WHAT YOU HAVE TO DO:
Output the entries that follow character for character. Leave every image out.

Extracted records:

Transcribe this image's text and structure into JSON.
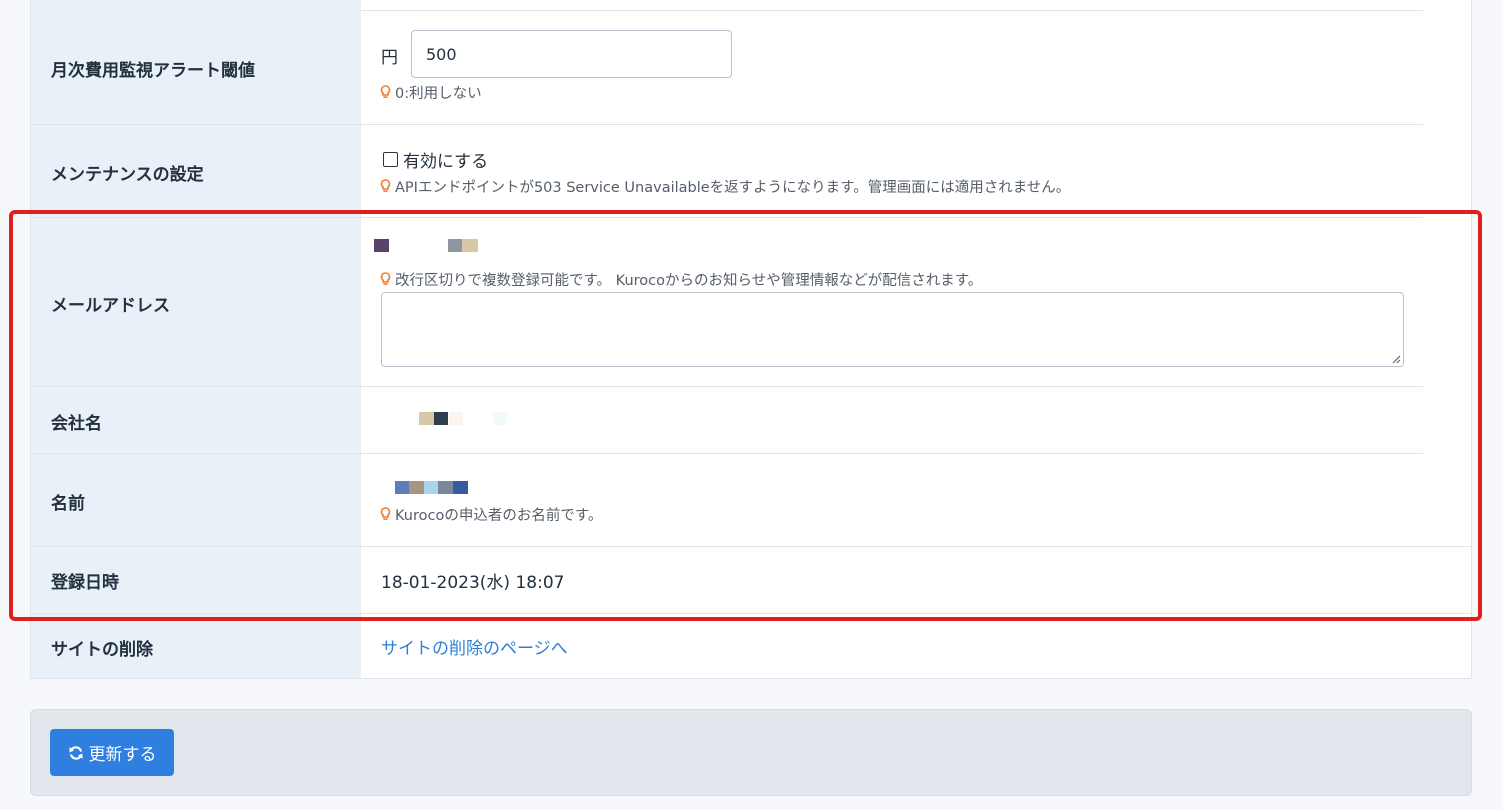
{
  "fields": {
    "monthly_alert": {
      "label": "月次費用監視アラート閾値",
      "unit": "円",
      "value": "500",
      "help": "0:利用しない"
    },
    "maintenance": {
      "label": "メンテナンスの設定",
      "checkbox_label": "有効にする",
      "checked": false,
      "help": "APIエンドポイントが503 Service Unavailableを返すようになります。管理画面には適用されません。"
    },
    "email": {
      "label": "メールアドレス",
      "help": "改行区切りで複数登録可能です。 Kurocoからのお知らせや管理情報などが配信されます。",
      "value": ""
    },
    "company": {
      "label": "会社名"
    },
    "name": {
      "label": "名前",
      "help": "Kurocoの申込者のお名前です。"
    },
    "registered_at": {
      "label": "登録日時",
      "value": "18-01-2023(水) 18:07"
    },
    "delete_site": {
      "label": "サイトの削除",
      "link_text": "サイトの削除のページへ"
    }
  },
  "actions": {
    "update_label": "更新する"
  },
  "colors": {
    "accent": "#2f7fe0",
    "highlight": "#e01e1e",
    "hint_icon": "#f07c2d",
    "label_bg": "#eaf0f8"
  }
}
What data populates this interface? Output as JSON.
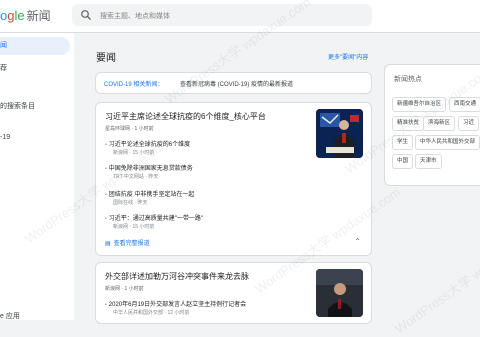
{
  "header": {
    "logo_part1": "o",
    "logo_part2": "g",
    "logo_part3": "le",
    "logo_news": "新闻",
    "search_placeholder": "搜索主题、地点和媒体"
  },
  "sidebar": {
    "items": [
      {
        "label": "闻"
      },
      {
        "label": "荐"
      },
      {
        "label": "的搜索条目"
      },
      {
        "label": "-19"
      },
      {
        "label": "e 应用"
      }
    ]
  },
  "main": {
    "title": "要闻",
    "more_link": "更多\"要闻\"内容",
    "covid_label": "COVID-19 相关新闻：",
    "covid_text": "查看新冠病毒 (COVID-19) 疫情的最新报道",
    "story1": {
      "headline": "习近平主席论述全球抗疫的6个维度_核心平台",
      "source": "星岛环球网 · 1 小时前",
      "related": [
        {
          "title": "习近平论述全球抗疫的6个维度",
          "source": "新浪网 · 15 小时前"
        },
        {
          "title": "中国免除非洲国家无息贷款债务",
          "source": "TRT 中文网站 · 昨天"
        },
        {
          "title": "团结抗疫 中非携手坚定站在一起",
          "source": "国际在线 · 昨天"
        },
        {
          "title": "习近平：通过高质量共建\"一带一路\"",
          "source": "新浪网 · 15 小时前"
        }
      ],
      "coverage": "查看完整报道"
    },
    "story2": {
      "headline": "外交部详述加勒万河谷冲突事件来龙去脉",
      "source": "新浪网 · 1 小时前",
      "related": [
        {
          "title": "2020年6月19日外交部发言人赵立坚主持例行记者会",
          "source": "中华人民共和国外交部 · 12 小时前"
        }
      ]
    }
  },
  "right_panel": {
    "title": "新闻热点",
    "chips": [
      "新疆维吾尔自治区",
      "西南交通",
      "精准扶贫",
      "滨海新区",
      "习近",
      "学生",
      "中华人民共和国外交部",
      "中国",
      "天津市"
    ]
  },
  "colors": {
    "accent": "#1a73e8",
    "background": "#f1f3f4"
  },
  "icons": [
    "search-icon",
    "newspaper-icon",
    "chevron-down-icon"
  ],
  "watermark": "WordPress大学 wpdaxue.com"
}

OUTPUT OF THE EXERCISE:
Transcribe this image's text and structure into JSON.
{
  "fields": {
    "monthly_alert": {
      "label": "月次費用監視アラート閾値",
      "unit": "円",
      "value": "500",
      "help": "0:利用しない"
    },
    "maintenance": {
      "label": "メンテナンスの設定",
      "checkbox_label": "有効にする",
      "checked": false,
      "help": "APIエンドポイントが503 Service Unavailableを返すようになります。管理画面には適用されません。"
    },
    "email": {
      "label": "メールアドレス",
      "help": "改行区切りで複数登録可能です。 Kurocoからのお知らせや管理情報などが配信されます。",
      "value": ""
    },
    "company": {
      "label": "会社名"
    },
    "name": {
      "label": "名前",
      "help": "Kurocoの申込者のお名前です。"
    },
    "registered_at": {
      "label": "登録日時",
      "value": "18-01-2023(水) 18:07"
    },
    "delete_site": {
      "label": "サイトの削除",
      "link_text": "サイトの削除のページへ"
    }
  },
  "actions": {
    "update_label": "更新する"
  },
  "colors": {
    "accent": "#2f7fe0",
    "highlight": "#e01e1e",
    "hint_icon": "#f07c2d",
    "label_bg": "#eaf0f8"
  }
}
What data populates this interface? Output as JSON.
{
  "header": {
    "logo_part1": "o",
    "logo_part2": "g",
    "logo_part3": "le",
    "logo_news": "新闻",
    "search_placeholder": "搜索主题、地点和媒体"
  },
  "sidebar": {
    "items": [
      {
        "label": "闻"
      },
      {
        "label": "荐"
      },
      {
        "label": "的搜索条目"
      },
      {
        "label": "-19"
      },
      {
        "label": "e 应用"
      }
    ]
  },
  "main": {
    "title": "要闻",
    "more_link": "更多\"要闻\"内容",
    "covid_label": "COVID-19 相关新闻：",
    "covid_text": "查看新冠病毒 (COVID-19) 疫情的最新报道",
    "story1": {
      "headline": "习近平主席论述全球抗疫的6个维度_核心平台",
      "source": "星岛环球网 · 1 小时前",
      "related": [
        {
          "title": "习近平论述全球抗疫的6个维度",
          "source": "新浪网 · 15 小时前"
        },
        {
          "title": "中国免除非洲国家无息贷款债务",
          "source": "TRT 中文网站 · 昨天"
        },
        {
          "title": "团结抗疫 中非携手坚定站在一起",
          "source": "国际在线 · 昨天"
        },
        {
          "title": "习近平：通过高质量共建\"一带一路\"",
          "source": "新浪网 · 15 小时前"
        }
      ],
      "coverage": "查看完整报道"
    },
    "story2": {
      "headline": "外交部详述加勒万河谷冲突事件来龙去脉",
      "source": "新浪网 · 1 小时前",
      "related": [
        {
          "title": "2020年6月19日外交部发言人赵立坚主持例行记者会",
          "source": "中华人民共和国外交部 · 12 小时前"
        }
      ]
    }
  },
  "right_panel": {
    "title": "新闻热点",
    "chips": [
      "新疆维吾尔自治区",
      "西南交通",
      "精准扶贫",
      "滨海新区",
      "习近",
      "学生",
      "中华人民共和国外交部",
      "中国",
      "天津市"
    ]
  },
  "colors": {
    "accent": "#1a73e8",
    "background": "#f1f3f4"
  },
  "icons": [
    "search-icon",
    "newspaper-icon",
    "chevron-down-icon"
  ],
  "watermark": "WordPress大学 wpdaxue.com"
}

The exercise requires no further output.